The truth is, we don’t need nearly as much as we think we do. I’m traveling with a carry-on for over 6 months, and I am perfectly content with six shirts, two shorts, three pants, two dresses, a cardigan, a jacket, a scarf, and three pairs of shoes. The key is making sure that each item serves multiple functions. For example, my leggings can be worn as pajamas, exercise clothes, and under tunics, and my black tank can be paired with any bottom. The same applies to makeup and toiletries. Rather than pack sunscreen, moisturizer, and foundation, I have a tinted moisturizer with sunscreen included.
Since there is no one to carry your bag for you, you’ll be grateful to have fewer items in your “closet.” Light luggage makes you more flexible to move around (read: run after buses), and will teach you to prioritize what you need in both life and travel. Also, make sure to leave some extra room to pick souvenirs up along the way.
6. Life is too short for uncomfortable underwear.

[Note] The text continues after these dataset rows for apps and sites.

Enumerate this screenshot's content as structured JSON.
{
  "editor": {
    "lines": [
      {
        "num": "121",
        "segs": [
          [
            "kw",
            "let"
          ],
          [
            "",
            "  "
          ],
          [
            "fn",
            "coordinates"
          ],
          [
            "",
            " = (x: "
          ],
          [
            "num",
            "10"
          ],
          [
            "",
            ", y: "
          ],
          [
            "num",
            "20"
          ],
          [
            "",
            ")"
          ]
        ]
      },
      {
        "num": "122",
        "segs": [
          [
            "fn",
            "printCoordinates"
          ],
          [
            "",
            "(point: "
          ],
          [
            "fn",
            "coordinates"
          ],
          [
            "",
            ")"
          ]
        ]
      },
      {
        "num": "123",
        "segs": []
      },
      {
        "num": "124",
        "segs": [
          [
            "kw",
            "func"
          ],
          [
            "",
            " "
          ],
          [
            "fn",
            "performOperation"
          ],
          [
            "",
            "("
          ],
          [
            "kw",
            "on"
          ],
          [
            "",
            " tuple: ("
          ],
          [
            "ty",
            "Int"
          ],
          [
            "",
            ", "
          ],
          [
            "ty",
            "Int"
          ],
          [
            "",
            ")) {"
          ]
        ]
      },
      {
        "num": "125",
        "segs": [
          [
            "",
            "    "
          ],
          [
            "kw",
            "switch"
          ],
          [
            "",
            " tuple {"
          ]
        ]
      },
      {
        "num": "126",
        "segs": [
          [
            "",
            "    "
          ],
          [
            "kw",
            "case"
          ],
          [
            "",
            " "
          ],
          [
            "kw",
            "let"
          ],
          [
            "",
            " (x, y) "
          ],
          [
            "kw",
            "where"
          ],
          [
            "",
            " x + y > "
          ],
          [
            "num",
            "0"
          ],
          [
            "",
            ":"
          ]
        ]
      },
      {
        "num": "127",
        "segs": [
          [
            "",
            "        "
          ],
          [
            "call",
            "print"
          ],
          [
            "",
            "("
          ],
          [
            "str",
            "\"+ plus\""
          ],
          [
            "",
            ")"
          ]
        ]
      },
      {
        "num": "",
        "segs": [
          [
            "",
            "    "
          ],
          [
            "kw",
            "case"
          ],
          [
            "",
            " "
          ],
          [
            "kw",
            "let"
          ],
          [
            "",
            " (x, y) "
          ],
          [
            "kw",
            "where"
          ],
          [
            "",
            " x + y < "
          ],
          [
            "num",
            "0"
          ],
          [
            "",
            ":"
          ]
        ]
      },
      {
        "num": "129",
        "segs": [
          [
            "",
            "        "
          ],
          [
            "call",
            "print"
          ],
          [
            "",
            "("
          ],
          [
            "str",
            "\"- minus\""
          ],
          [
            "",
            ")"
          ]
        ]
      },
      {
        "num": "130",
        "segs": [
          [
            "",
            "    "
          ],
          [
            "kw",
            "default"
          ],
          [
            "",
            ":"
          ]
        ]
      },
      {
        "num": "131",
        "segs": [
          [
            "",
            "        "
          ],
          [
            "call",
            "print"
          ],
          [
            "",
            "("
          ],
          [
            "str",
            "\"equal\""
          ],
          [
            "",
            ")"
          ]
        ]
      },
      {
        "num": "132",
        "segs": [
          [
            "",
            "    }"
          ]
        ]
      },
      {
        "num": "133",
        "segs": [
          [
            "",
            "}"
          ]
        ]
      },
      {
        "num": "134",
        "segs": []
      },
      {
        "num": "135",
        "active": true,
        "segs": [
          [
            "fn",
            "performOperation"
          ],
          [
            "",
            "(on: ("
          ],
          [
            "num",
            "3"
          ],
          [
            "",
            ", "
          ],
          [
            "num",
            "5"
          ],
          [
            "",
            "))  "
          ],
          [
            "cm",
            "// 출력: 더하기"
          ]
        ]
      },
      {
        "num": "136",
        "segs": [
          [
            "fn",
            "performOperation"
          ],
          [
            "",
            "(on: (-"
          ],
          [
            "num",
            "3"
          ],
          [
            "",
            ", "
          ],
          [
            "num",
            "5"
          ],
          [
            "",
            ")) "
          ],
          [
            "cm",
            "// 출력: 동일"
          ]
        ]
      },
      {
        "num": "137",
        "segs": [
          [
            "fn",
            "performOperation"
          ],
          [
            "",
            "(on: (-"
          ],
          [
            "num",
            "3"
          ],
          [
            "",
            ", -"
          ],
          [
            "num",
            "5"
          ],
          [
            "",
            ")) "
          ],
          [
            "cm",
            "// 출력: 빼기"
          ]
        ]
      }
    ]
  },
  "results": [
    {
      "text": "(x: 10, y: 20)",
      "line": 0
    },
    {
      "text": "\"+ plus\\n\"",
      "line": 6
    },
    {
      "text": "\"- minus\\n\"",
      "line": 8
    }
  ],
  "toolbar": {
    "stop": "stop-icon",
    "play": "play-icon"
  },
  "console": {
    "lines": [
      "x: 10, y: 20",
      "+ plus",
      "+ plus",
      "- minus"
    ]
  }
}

And shoes.
This may seem like strange advice but bear with me. I have a lot of underwear and a lot of shoes. Needless to say, narrowing down which ones I’d take for a 6+ month journey was tough. An important lesson I’ve learned on the road, as silly as it may seem, is that those are the two items you can’t compromise on when it comes to comfort.
Sure, I want to feel cute, but trust me, those cute undies you may wear in the city are NOT worth the wedgie when you are trekking through a jungle in 110-degree humid weather. So please, ladies, pack comfortable, wedgie-proof, sweat-friendly underwear and have enough so that you’re not always looking for a laundry mat (I packed 15 pairs for 6 months).
This also goes for shoes. I packed three pairs: super lightweight running shoes for hiking, exercise, and long walks, ankle boots for both rain and fashion purposes, and cute rubber sandals that I can use on the beach, during the day, and for a night out. Needless to say, heels are pretty useless when it comes to practicality and suitcase space.
7. Being low-maintenance is a must.
I’ve met women who, even while traveling, take an hour to do their hair. Or they must put on a full face of makeup before entering the outside world. The good news is that when you’re traveling solo, you can take all the time you want to get ready. But, I’ve found that being low-maintenance makes life significantly easier.
First, being low-maintenance teaches you to be comfortable with who you are. You are beautiful — you don’t need makeup to tell you that. Second, it’s a convenience thing. Even though I like to take the time to pamper myself if I’m going somewhere nice, I also have to be prepared to roll out of bed and go within 15 minutes when I have a 4 am flight or 6 am meditation class to catch. It’s also useless to put on makeup when it will melt the second you step into hot tropical weather.
Lastly, being low maintenance frees up time to do other, more fun activities. As I mentioned, traveling solo involves a lot of spontaneity. Often, I’ve been caught completely off-guard by invitations from people I just met to join them on adventures. Since I just met them, they’re not going to be as patient or tolerant of my beauty routine. It’s nice to feel that I have the freedom to do anything and go anywhere without worrying about how I look.
Originally published on Matador Network